## EXERCISE DETAILS
Examine the records and identify each line that includes the string "messages". Copy those lines.

Collected data entries:

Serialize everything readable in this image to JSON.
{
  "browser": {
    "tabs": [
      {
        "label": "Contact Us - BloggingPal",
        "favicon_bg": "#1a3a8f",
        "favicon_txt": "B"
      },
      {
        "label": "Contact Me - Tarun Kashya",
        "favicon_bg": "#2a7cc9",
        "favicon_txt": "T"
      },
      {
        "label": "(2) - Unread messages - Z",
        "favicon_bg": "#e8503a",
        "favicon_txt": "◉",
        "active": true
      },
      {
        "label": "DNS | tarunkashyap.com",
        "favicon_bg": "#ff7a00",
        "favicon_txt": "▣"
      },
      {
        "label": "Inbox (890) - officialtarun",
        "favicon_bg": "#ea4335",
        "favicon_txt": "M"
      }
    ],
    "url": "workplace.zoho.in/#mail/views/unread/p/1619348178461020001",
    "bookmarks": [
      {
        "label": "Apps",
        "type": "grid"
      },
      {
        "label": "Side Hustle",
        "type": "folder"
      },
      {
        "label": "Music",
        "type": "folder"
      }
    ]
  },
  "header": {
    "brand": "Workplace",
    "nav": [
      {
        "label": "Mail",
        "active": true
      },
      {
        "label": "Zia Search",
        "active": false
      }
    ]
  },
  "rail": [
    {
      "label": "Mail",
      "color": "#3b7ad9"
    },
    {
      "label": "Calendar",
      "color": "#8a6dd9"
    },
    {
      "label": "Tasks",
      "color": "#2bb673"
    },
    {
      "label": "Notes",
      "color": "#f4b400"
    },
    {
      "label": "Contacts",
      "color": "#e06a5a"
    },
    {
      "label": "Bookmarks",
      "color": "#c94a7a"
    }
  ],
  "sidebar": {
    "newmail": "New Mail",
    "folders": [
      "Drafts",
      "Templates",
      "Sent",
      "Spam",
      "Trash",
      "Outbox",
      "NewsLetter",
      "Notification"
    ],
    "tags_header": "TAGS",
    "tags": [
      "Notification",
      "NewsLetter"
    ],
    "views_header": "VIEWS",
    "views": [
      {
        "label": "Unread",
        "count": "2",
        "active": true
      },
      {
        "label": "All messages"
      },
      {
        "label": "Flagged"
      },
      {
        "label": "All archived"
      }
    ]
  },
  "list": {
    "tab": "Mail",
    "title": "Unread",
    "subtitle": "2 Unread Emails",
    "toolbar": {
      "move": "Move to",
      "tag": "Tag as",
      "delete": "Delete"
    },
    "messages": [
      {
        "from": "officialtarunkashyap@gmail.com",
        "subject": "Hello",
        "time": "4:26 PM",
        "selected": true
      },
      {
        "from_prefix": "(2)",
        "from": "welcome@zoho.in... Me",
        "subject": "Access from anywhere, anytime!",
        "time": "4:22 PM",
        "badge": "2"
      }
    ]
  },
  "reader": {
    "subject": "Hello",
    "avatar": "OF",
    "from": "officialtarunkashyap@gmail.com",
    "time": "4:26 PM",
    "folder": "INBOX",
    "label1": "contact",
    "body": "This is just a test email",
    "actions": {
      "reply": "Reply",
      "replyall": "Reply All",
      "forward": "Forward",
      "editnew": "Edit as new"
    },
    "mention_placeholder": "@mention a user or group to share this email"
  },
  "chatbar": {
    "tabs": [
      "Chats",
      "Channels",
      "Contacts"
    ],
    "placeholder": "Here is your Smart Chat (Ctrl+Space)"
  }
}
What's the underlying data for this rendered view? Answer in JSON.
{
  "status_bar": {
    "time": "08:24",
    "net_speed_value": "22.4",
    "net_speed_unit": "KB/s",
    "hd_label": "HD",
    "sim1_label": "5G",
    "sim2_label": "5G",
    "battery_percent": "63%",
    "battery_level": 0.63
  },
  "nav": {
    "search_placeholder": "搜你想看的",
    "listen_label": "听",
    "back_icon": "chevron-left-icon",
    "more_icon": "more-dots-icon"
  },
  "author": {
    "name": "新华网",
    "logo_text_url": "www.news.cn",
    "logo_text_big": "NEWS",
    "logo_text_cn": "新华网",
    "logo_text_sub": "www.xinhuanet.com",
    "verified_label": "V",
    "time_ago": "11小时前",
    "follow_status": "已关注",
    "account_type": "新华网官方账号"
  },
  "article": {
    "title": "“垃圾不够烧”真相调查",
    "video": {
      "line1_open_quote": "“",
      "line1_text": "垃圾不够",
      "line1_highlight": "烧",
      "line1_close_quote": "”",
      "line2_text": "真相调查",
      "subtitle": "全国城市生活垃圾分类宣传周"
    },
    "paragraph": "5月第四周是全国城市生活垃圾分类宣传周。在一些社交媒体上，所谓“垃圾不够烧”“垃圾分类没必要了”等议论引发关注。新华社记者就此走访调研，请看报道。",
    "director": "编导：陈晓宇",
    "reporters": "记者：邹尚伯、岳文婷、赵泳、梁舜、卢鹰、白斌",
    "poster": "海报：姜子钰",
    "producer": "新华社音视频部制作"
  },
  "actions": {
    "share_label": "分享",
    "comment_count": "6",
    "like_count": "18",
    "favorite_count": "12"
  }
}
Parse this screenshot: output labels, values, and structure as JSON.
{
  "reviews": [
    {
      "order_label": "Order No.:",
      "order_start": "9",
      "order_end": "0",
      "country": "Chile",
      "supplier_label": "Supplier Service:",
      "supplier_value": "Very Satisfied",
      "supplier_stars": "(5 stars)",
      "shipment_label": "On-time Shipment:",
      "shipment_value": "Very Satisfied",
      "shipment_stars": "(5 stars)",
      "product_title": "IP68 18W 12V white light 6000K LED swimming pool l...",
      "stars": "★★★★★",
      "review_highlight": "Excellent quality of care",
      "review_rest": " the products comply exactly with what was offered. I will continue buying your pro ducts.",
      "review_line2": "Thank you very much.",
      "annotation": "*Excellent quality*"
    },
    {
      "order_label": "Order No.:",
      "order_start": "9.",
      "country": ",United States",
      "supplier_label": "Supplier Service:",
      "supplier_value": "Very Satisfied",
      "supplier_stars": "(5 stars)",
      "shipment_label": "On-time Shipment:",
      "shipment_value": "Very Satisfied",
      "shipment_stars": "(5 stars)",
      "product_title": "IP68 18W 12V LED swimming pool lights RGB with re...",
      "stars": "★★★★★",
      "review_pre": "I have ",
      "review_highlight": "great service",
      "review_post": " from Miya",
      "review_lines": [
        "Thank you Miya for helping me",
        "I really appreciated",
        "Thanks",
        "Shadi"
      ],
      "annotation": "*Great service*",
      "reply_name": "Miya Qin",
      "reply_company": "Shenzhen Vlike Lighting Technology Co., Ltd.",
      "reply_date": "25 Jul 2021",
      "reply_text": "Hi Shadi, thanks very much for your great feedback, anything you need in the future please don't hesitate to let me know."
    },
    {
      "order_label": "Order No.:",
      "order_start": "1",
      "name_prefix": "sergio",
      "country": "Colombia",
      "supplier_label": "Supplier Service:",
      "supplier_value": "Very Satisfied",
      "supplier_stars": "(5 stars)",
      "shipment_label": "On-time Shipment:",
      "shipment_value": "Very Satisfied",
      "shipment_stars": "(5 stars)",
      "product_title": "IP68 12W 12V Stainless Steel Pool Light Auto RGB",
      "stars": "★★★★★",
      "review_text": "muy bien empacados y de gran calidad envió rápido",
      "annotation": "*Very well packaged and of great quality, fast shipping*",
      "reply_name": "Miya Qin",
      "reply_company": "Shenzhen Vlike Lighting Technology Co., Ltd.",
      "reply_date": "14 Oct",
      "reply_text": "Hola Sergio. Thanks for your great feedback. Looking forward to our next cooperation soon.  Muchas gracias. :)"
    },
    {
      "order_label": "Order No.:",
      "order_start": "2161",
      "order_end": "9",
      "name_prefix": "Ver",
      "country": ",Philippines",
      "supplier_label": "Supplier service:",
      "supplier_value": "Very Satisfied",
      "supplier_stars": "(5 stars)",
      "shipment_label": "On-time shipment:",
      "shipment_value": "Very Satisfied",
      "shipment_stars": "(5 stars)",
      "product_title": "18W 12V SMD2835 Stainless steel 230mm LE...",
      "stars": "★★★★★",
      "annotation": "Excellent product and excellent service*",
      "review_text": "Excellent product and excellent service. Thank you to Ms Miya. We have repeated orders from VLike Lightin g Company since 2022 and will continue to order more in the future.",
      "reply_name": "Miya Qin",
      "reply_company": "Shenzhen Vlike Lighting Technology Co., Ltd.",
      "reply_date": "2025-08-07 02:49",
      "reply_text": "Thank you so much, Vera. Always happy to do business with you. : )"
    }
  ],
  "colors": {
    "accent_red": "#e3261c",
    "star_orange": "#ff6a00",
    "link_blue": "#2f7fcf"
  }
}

## TASK OUTPUT
        "label": "(2) - Unread messages - Z",
        "label": "All messages"
    "messages": [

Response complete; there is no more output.